After visiting Parramos, we stopped in Jocotenango at another school called Los Patojos. This school works especially with children from the street, ranging in age from 4-20 years old. The school offers the kids a safe and fun environment to learn, and they even teach them things like break-dancing and graffiti-style art to keep them engaged, give them alternative and non-violent ways to express themselves, and keep them off the streets. As it so happened, Friday was the 6th birthday of Los Patojos and they were having a big party! So, later that afternoon Jensen and I returned to the school and met Rafa, one of the brothers of the husband of the new global missions director at church, who works at Los Patojos with his brother and cousin. Rafa led us to the school and explained excitedly that in 6 years the school had grown from a group of 3 kids to a group of over 150. The party that afternoon was just for the kids, in celebration of each of them and the gift of their lives. Inside, the walls radiated with noises of celebration and every inch was covered in brightly colored paintings. All of the kids were dressed to the nines, the girls in lovely dresses and the boys in button down shirts and ties (and yes, some also sported gangsta hats) 🙂 There were dance competitions, ranging from break dance to ballroom, and prizes for drawings and spoken word pieces that the students had done. It was such an ambiance of joy, we couldn’t help but smile.
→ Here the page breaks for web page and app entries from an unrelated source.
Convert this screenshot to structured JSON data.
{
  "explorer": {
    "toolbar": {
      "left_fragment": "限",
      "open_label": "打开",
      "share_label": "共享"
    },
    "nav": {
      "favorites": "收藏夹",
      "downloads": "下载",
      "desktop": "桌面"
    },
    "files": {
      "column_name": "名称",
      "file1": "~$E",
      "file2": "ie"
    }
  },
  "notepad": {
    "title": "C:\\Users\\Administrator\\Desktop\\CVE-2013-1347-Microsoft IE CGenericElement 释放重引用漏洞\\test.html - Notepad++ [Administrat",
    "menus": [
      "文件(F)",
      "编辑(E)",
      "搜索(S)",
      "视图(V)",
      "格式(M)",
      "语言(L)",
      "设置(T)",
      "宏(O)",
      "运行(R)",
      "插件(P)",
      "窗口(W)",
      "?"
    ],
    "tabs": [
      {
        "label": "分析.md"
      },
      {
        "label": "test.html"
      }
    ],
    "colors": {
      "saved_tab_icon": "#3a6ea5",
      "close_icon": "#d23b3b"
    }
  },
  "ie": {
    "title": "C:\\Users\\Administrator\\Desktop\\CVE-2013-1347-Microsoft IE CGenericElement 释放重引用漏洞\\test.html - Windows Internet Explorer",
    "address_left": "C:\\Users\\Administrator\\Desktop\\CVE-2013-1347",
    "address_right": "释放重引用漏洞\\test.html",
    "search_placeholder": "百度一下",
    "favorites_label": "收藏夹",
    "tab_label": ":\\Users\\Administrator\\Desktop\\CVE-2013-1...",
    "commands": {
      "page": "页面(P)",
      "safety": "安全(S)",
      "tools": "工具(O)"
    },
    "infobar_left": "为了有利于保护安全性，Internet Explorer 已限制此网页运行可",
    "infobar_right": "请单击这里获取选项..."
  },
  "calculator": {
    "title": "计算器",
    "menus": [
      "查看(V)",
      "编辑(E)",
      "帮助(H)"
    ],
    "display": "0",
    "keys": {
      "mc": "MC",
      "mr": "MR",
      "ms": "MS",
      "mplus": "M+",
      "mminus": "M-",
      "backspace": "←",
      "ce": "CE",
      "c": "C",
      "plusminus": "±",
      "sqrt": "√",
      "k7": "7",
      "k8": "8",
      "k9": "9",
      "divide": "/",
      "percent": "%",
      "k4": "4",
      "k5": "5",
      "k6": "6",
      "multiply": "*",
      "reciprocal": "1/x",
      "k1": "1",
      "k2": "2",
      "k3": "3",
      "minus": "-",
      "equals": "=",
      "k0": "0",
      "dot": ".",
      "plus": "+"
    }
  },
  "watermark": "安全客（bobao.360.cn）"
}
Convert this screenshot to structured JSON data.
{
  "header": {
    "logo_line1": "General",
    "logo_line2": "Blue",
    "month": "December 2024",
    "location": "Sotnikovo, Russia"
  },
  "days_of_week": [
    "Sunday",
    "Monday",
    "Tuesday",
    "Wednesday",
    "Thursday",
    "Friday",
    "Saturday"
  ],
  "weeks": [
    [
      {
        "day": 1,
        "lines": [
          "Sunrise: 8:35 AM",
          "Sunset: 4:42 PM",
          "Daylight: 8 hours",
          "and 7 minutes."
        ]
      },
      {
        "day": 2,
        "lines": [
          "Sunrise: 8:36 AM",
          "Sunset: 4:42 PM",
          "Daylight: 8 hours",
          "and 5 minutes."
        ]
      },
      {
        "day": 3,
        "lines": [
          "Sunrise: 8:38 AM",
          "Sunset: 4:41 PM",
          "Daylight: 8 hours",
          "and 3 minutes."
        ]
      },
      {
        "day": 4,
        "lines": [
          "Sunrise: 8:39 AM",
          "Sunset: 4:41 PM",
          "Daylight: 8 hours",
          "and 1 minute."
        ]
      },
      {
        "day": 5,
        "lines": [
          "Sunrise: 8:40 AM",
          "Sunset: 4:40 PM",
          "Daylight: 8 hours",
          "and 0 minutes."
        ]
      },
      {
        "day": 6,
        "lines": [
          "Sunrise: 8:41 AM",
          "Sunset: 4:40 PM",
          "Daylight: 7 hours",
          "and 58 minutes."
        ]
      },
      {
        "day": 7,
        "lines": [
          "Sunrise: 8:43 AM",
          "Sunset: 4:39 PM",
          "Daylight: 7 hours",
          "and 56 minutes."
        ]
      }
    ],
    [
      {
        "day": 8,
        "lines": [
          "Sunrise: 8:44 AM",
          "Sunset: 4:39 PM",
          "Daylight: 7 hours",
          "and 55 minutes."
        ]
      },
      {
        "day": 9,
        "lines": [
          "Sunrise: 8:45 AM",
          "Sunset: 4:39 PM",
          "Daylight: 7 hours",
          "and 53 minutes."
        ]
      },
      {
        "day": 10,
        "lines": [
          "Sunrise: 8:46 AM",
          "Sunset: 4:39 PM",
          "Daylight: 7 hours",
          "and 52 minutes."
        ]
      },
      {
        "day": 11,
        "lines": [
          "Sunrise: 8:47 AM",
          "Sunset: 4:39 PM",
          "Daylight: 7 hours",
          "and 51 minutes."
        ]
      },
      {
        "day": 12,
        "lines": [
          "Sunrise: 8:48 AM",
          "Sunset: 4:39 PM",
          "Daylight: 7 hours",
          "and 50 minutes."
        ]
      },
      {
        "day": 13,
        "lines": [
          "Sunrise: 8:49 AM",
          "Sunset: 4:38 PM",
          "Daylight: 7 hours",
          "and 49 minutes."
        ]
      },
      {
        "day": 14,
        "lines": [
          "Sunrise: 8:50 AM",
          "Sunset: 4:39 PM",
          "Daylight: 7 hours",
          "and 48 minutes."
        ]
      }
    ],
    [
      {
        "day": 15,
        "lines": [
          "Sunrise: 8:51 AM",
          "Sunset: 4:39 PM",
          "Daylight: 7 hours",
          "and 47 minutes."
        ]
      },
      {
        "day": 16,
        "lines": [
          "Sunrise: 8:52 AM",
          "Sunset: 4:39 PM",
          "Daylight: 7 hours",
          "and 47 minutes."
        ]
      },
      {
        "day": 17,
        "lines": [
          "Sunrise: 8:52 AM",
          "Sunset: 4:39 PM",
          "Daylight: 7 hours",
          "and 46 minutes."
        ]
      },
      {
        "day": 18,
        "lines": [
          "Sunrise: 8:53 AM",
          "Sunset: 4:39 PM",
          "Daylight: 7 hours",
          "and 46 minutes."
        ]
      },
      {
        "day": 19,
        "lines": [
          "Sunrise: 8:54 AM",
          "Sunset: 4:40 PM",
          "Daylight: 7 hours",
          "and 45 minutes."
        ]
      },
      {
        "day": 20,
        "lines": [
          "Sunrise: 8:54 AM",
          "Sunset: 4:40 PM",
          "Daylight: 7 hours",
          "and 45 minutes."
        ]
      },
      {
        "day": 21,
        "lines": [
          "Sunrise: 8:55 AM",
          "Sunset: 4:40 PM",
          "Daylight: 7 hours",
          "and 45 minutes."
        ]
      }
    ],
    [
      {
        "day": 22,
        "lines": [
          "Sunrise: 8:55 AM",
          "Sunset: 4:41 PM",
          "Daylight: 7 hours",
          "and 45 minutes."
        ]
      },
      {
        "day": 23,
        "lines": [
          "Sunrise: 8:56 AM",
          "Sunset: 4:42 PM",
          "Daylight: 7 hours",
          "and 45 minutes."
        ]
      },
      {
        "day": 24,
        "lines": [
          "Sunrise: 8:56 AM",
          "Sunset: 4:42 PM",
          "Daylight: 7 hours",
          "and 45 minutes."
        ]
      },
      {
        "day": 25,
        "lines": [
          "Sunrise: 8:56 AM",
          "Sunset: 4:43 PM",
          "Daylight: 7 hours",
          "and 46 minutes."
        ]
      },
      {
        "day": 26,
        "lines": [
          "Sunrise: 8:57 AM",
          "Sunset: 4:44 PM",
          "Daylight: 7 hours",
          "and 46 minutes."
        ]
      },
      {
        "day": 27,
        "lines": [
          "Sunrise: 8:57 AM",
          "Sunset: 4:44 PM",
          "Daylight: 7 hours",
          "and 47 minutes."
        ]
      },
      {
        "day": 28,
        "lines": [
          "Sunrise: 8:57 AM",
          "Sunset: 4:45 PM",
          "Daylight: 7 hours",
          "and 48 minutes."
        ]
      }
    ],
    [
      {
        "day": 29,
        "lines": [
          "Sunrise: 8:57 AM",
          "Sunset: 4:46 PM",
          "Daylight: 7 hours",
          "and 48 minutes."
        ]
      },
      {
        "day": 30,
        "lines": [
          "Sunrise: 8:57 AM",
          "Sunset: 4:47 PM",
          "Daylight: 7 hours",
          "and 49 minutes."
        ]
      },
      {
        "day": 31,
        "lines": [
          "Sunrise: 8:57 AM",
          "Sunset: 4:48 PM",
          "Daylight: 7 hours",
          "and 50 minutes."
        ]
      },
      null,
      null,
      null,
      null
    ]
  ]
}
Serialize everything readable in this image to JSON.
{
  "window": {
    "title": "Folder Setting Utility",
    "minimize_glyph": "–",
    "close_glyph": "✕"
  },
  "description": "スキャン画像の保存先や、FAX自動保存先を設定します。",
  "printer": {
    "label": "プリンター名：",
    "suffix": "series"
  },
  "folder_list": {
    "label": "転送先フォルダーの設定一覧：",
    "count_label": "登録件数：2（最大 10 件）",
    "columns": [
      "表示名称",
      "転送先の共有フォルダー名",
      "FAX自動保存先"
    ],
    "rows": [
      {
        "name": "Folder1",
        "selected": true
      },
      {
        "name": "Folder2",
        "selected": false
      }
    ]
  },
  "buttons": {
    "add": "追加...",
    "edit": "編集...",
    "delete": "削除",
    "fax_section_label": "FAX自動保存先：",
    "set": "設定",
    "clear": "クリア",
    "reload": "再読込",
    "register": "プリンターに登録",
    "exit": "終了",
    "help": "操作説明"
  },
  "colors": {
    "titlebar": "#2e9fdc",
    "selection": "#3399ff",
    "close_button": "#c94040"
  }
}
One of my favorite images from the afternoon was a sweet little girl who had Down’s Syndrome, sitting on top of the shoulders of one of the teachers and smiling widely at the celebration. After a few hours we left, with an open invitation from Rafa to come back any time. I think we’ll definitely take him up on that offer, too!
At the end of the day I just stand in awe of the ways that God is working. Among people and places who could have many reasons to despair, there is abounding hope, joy and love. The Holy Spirit is alive and moving, and it is incredible to catch just a glimpse of it here!
Coming up next – a blog post on K’iche’, volcanoes, and Independence Day (tomorrow!) Stay tuned 🙂 ¡Que Dios les bendiga!